That’s what I did and it culminated in me attracting pneumonia for the first time in my life, followed by a bout of the flu after having recovered for only a week. I consider myself a strong individual, but having to sleep sitting up or simply not sleeping at all, coughing myself silly, was a humbling experience to say the least.

I’d actually started a new business with a bicycle mechanic which sent me over the edge. In the month leading up to me getting sick I literally worked every day, all day, including the weekends. And reading what I just typed, makes me realize the result of such behavior was simply inevitable, because it came on the heels of having pushed myself for a very long time already.

It made me realize after I recovered I had to make choice. I had to live a healthier lifestyle. So I did.

Making changes

I started affiliate marketing in February with both Amazon and Ebay and the results were extremely promising. The income of both Adsense and affiliate fees exceeding 300 euros in March. So I decided to stop working after dinner time, and start doing content creation full time, e.g. as a 9-to-5 job.

I also stopped the new business venture grudgingly. It was simply too much and basically meant I started from scratch again, while already making money with my own label, which now suffered because of it.

This is not a play-it-safe decision. 300 euros is nice, but obviously doesn’t pay the bills. I won’t go in all of the details about the conversations I had before making the proverbial leap, but I saw the window of opportunity I had forcibly created and went for it.

What’s next?

It’s a huge mental step from just doing something, trying to make money with, and trying to make a living with it.

I feel I’m at the point where I’m making money, but not making a living. There are a great number of things I’m already doing to point me more into the direction of making a living. It’s about building a business, a system, and prioritizing. About making sound decisions.

And at the heart of all that it’s about pigheaded discipline, as I once learned from Chet Holmes. It’s about doing the things that are necessary to be able to move forward.

And it’s probably about writing the next 200 blog posts as well.

For this year I want at least a four-digit income. I’m anxious about the cycling off-season, which, judging from views and visitors, starts in October. And I wouldn’t be surprised If the rise in revenue stagnates and drops, going pretty much dormant until the start of the next year.

I’ll try to counter this move by creating off-season content. Basically stuff about keeping you in the saddle in bad weather.

I still don’t want to be doing this all by myself, but last year has taught me I need to be laser-focused, so there’s little time to be idling and brainstorming new initiatives with well-intentioned individuals. And I also don’t know any other content creators. But who knows.

As of this writing, I haven’t created any new videos.

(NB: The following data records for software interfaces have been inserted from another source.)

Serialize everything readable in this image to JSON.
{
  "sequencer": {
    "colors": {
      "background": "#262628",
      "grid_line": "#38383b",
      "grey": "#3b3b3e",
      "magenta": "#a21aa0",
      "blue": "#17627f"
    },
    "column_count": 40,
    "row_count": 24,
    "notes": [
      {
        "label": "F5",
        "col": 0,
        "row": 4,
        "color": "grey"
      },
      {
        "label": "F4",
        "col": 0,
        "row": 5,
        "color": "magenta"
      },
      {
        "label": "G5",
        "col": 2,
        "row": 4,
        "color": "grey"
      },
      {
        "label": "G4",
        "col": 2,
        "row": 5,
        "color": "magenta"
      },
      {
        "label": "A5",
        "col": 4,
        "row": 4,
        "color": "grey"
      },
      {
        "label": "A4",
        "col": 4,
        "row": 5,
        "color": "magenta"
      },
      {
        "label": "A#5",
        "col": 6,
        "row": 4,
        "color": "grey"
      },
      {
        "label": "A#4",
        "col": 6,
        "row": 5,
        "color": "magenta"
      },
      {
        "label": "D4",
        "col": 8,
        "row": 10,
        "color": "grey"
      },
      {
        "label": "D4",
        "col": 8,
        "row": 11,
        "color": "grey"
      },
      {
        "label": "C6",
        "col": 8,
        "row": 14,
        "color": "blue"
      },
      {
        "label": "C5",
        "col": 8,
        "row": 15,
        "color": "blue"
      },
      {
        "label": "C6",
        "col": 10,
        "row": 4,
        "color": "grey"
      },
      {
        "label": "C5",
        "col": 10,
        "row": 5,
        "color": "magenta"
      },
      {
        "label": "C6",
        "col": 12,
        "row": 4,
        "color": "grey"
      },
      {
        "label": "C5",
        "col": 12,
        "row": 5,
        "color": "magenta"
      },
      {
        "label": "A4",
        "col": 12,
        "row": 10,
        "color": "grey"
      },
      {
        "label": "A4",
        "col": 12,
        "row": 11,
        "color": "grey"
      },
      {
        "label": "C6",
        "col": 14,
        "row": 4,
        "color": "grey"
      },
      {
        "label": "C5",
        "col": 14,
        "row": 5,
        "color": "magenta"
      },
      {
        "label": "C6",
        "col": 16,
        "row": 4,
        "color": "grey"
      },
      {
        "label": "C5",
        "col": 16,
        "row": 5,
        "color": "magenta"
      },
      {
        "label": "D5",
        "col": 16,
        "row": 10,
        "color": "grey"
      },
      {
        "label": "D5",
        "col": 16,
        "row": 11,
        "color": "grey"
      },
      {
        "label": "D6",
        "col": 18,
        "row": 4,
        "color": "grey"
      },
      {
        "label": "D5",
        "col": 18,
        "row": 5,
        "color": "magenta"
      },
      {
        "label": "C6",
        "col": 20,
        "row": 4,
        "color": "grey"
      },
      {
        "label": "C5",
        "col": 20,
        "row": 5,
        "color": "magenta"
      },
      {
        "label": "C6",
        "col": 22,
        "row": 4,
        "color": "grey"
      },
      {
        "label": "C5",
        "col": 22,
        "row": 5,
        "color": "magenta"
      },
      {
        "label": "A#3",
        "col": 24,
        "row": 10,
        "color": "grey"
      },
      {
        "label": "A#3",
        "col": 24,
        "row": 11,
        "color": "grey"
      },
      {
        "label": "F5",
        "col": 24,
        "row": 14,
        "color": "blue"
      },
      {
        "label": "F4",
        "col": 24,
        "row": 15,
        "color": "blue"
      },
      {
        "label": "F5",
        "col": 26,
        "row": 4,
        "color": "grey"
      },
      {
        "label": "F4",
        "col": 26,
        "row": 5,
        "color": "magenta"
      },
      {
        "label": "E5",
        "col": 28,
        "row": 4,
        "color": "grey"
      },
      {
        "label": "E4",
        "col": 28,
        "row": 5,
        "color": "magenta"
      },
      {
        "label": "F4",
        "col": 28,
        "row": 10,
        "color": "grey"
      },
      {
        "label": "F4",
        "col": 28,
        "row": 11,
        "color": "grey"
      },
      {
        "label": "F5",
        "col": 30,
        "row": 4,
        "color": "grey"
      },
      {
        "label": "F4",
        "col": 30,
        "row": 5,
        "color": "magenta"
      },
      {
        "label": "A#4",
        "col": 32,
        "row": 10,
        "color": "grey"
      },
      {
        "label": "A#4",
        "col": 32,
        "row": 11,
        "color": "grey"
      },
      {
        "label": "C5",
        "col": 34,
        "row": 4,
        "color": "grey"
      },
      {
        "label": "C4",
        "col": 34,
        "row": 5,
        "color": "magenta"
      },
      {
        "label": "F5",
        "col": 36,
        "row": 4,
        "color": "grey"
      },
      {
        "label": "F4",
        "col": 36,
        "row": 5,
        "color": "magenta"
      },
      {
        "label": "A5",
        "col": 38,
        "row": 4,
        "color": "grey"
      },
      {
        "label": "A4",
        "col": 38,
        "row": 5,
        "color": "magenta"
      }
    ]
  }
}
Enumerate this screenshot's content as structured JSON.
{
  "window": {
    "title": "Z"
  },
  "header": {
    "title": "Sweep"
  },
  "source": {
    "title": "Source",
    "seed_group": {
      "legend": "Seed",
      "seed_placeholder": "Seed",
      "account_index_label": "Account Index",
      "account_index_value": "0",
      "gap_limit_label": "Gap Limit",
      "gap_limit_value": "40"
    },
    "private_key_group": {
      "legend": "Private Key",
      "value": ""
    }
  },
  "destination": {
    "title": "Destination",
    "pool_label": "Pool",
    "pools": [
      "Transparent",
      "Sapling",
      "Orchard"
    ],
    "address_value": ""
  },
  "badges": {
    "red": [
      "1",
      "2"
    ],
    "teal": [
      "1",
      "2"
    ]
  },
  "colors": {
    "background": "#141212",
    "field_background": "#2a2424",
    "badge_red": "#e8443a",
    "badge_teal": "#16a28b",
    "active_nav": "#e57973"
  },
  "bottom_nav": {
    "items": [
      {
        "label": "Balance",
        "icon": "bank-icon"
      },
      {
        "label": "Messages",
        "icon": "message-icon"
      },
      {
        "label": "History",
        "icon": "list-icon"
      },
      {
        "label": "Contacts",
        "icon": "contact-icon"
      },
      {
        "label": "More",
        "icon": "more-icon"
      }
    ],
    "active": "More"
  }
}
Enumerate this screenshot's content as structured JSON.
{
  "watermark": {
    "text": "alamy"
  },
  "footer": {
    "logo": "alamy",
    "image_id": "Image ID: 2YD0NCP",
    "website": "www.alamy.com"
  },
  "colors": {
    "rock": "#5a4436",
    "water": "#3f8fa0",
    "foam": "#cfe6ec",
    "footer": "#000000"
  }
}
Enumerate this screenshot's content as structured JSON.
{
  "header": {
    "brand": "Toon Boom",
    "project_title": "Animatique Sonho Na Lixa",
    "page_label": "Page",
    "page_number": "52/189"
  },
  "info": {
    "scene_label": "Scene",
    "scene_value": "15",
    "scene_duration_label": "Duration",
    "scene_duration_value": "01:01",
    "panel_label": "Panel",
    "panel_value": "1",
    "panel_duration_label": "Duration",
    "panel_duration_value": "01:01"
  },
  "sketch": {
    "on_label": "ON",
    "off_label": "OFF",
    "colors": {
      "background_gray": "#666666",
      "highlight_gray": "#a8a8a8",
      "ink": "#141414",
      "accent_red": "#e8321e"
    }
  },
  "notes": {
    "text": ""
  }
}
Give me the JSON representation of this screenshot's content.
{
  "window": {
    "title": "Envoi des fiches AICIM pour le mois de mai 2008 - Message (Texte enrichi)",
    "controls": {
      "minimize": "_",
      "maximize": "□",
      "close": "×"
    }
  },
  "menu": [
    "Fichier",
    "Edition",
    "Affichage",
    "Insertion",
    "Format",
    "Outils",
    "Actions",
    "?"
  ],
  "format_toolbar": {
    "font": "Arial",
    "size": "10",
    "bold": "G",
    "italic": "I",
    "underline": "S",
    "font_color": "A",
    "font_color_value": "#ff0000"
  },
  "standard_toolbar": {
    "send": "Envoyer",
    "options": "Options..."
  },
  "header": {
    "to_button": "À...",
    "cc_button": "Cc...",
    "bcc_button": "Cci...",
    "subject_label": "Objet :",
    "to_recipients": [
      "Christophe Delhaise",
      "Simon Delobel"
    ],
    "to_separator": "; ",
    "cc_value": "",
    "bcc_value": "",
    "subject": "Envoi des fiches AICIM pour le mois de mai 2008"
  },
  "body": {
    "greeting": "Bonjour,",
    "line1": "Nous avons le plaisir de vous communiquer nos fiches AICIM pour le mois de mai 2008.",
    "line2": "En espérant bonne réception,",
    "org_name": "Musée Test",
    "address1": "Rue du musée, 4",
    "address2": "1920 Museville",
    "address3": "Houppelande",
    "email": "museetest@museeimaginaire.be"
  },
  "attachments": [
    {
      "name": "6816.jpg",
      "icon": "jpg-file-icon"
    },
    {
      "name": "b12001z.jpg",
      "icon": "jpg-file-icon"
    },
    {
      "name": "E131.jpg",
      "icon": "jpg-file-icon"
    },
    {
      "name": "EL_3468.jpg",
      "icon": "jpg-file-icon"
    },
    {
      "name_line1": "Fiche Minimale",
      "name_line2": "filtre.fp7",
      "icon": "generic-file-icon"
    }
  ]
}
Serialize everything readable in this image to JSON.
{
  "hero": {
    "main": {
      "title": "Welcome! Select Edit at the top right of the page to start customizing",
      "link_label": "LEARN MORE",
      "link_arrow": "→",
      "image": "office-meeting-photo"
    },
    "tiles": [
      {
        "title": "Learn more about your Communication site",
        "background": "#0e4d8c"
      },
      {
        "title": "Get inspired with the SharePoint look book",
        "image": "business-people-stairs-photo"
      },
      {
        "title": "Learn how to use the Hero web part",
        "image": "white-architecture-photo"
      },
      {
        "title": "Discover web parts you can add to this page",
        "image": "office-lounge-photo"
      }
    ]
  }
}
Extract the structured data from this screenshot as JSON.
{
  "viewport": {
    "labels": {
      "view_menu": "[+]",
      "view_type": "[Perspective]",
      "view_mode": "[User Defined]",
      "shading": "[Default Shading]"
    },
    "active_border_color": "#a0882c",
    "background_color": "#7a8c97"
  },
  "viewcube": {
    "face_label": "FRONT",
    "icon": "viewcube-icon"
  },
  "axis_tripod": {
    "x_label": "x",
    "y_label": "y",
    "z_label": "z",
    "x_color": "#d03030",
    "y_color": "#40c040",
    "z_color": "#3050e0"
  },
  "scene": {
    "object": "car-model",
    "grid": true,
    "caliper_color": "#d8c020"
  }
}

The financial ROI is simply lower than other stuff I’m doing. Not doing any more videos was a logical conclusion that accompanied trying to make a living out of this. But it is something I do regret to a certain extent, and has obviously stunted the growth of the channel.